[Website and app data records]
^^^^^^^^

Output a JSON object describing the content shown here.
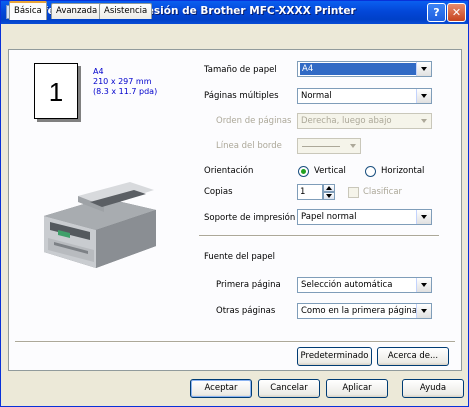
{
  "window": {
    "title": "Preferencias de impresión de Brother MFC-XXXX Printer",
    "help_glyph": "?",
    "close_glyph": "✕"
  },
  "tabs": [
    {
      "label": "Básica",
      "active": true
    },
    {
      "label": "Avanzada"
    },
    {
      "label": "Asistencia"
    }
  ],
  "preview": {
    "page_number": "1",
    "paper_name": "A4",
    "paper_mm": "210 x 297 mm",
    "paper_in": "(8.3 x 11.7 pda)"
  },
  "form": {
    "paper_size": {
      "label": "Tamaño de papel",
      "value": "A4"
    },
    "multiple_pages": {
      "label": "Páginas múltiples",
      "value": "Normal"
    },
    "page_order": {
      "label": "Orden de páginas",
      "value": "Derecha, luego abajo"
    },
    "border_line": {
      "label": "Línea del borde",
      "value": ""
    },
    "orientation": {
      "label": "Orientación",
      "options": [
        "Vertical",
        "Horizontal"
      ],
      "selected": "Vertical"
    },
    "copies": {
      "label": "Copias",
      "value": "1",
      "collate_label": "Clasificar"
    },
    "media": {
      "label": "Soporte de impresión",
      "value": "Papel normal"
    },
    "paper_source": {
      "label": "Fuente del papel",
      "first_page": {
        "label": "Primera página",
        "value": "Selección automática"
      },
      "other_pages": {
        "label": "Otras páginas",
        "value": "Como en la primera página"
      }
    }
  },
  "panel_buttons": {
    "default": "Predeterminado",
    "about": "Acerca de..."
  },
  "dialog_buttons": {
    "ok": "Aceptar",
    "cancel": "Cancelar",
    "apply": "Aplicar",
    "help": "Ayuda"
  },
  "colors": {
    "titlebar": "#0347d8",
    "selection": "#316ac5",
    "dialog_bg": "#ece9d8",
    "link_text": "#0000cc"
  }
}
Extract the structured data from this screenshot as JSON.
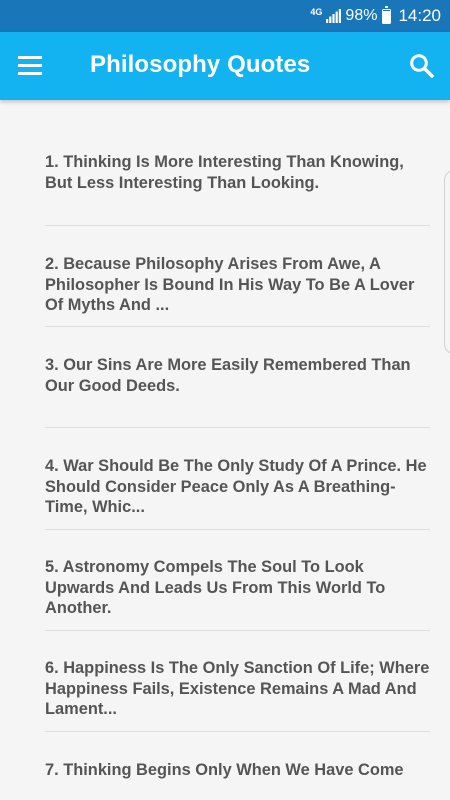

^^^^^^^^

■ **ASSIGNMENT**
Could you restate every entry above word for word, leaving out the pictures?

■ **SOLUTION TO THIS EXERCISE**
Output a JSON object describing the content shown here.
{
  "window": {
    "title": "Preferencias de impresión de Brother MFC-XXXX Printer",
    "help_glyph": "?",
    "close_glyph": "✕"
  },
  "tabs": [
    {
      "label": "Básica",
      "active": true
    },
    {
      "label": "Avanzada"
    },
    {
      "label": "Asistencia"
    }
  ],
  "preview": {
    "page_number": "1",
    "paper_name": "A4",
    "paper_mm": "210 x 297 mm",
    "paper_in": "(8.3 x 11.7 pda)"
  },
  "form": {
    "paper_size": {
      "label": "Tamaño de papel",
      "value": "A4"
    },
    "multiple_pages": {
      "label": "Páginas múltiples",
      "value": "Normal"
    },
    "page_order": {
      "label": "Orden de páginas",
      "value": "Derecha, luego abajo"
    },
    "border_line": {
      "label": "Línea del borde",
      "value": ""
    },
    "orientation": {
      "label": "Orientación",
      "options": [
        "Vertical",
        "Horizontal"
      ],
      "selected": "Vertical"
    },
    "copies": {
      "label": "Copias",
      "value": "1",
      "collate_label": "Clasificar"
    },
    "media": {
      "label": "Soporte de impresión",
      "value": "Papel normal"
    },
    "paper_source": {
      "label": "Fuente del papel",
      "first_page": {
        "label": "Primera página",
        "value": "Selección automática"
      },
      "other_pages": {
        "label": "Otras páginas",
        "value": "Como en la primera página"
      }
    }
  },
  "panel_buttons": {
    "default": "Predeterminado",
    "about": "Acerca de..."
  },
  "dialog_buttons": {
    "ok": "Aceptar",
    "cancel": "Cancelar",
    "apply": "Aplicar",
    "help": "Ayuda"
  },
  "colors": {
    "titlebar": "#0347d8",
    "selection": "#316ac5",
    "dialog_bg": "#ece9d8",
    "link_text": "#0000cc"
  }
}
Extract the structured data from this screenshot as JSON.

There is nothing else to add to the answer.